US5939847 *Apr 21, 1997Aug 17, 1999Nikon CorporationDrive control device for ultrasonic motors
US5939851 *Dec 23, 1997Aug 17, 1999Canon Kabushiki KaishaPosition control device
US6031316 *May 4, 1994Feb 29, 2000Canon Kabushiki KaishaVibration actuator apparatus
US6229245 *Nov 12, 1998May 8, 2001Canon Kabushiki KaishaControl apparatus for vibration wave motor
US6285145Jun 28, 1999Sep 4, 2001Canon Kabushiki KaishaDrive control method for vibration wave motor, device therefor, and apparatus and image forming apparatus equipped with vibration wave motor
US6635977Dec 20, 2001Oct 21, 2003Canon Kabushiki KaishaControl apparatus for vibration wave actuator
US6882832Sep 10, 2002Apr 19, 2005Harris CorporationFrequency verification of an amplitude modulated signal
US6903806 *Jan 30, 2003Jun 7, 2005Canon Kabushiki KaishaStage control apparatus, exposure apparatus, and device manufacturing method
US6954022Mar 12, 2003Oct 11, 2005Canon Kabushiki KaishaControl apparatus for vibration type actuator
US9509235 *Jun 21, 2012Nov 29, 2016Canon Kabushiki KaishaPiezoelectric element, oscillatory wave motor, and optical apparatus
US20030147062 *Jan 30, 2003Aug 7, 2003Canon Kabushiki KaishaStage control apparatus, exposure apparatus, and device manufacturing method
US20030184190 *Mar 12, 2003Oct 2, 2003Canon Kabushiki KaishaControl apparatus for vibration type actuator
US20040048586 *Sep 10, 2002Mar 11, 2004Harris CorporationFrequency verification of an amplitude modulated signal
US20050046308 *Aug 31, 2004Mar 3, 2005Takayuki EndoControl device for vibration type actuator
US20140125199 *Jun 21, 2012May 8, 2014Canon Kabushiki KaishaPiezoelectric element, oscillatory wave motor, and optical apparatus
Classifications
U.S. Classification318/116, 310/316.02
International ClassificationH02N2/14, H02N2/00, H01L41/04
Cooperative ClassificationH02N2/142, H02N2/14
European ClassificationH02N2/14

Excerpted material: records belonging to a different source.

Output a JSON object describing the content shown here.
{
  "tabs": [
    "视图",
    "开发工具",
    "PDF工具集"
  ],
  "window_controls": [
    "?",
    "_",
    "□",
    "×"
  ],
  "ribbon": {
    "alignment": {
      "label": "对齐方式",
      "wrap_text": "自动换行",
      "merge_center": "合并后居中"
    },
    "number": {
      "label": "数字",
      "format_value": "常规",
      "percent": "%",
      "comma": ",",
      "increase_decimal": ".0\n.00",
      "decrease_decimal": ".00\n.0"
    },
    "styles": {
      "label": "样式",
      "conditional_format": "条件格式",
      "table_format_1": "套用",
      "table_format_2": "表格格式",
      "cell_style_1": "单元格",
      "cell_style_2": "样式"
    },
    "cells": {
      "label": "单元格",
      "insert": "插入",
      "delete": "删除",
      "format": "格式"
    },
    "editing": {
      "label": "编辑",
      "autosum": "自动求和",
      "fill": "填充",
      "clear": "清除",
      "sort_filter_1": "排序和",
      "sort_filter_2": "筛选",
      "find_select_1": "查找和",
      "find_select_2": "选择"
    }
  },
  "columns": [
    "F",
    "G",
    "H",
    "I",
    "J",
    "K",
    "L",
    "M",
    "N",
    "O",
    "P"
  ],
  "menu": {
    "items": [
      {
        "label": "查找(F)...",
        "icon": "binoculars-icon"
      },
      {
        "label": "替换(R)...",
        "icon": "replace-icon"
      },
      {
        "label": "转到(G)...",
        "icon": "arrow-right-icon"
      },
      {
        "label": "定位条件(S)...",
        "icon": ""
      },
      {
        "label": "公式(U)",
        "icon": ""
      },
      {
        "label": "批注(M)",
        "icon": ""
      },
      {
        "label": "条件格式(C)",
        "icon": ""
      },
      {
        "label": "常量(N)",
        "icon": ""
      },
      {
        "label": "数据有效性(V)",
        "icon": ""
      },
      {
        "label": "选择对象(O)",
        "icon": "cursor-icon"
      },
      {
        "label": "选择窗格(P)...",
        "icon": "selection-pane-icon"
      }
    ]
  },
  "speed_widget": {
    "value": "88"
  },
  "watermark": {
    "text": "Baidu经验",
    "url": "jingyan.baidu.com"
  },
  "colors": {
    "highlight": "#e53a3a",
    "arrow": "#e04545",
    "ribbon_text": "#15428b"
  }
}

Legal Events
DateCodeEventDescription
Dec 28, 1993CCCertificate of correction
Mar 28, 1996FPAYFee payment
Year of fee payment: 4
May 8, 2000FPAYFee payment
Year of fee payment: 8
Apr 14, 2004FPAYFee payment
Year of fee payment: 12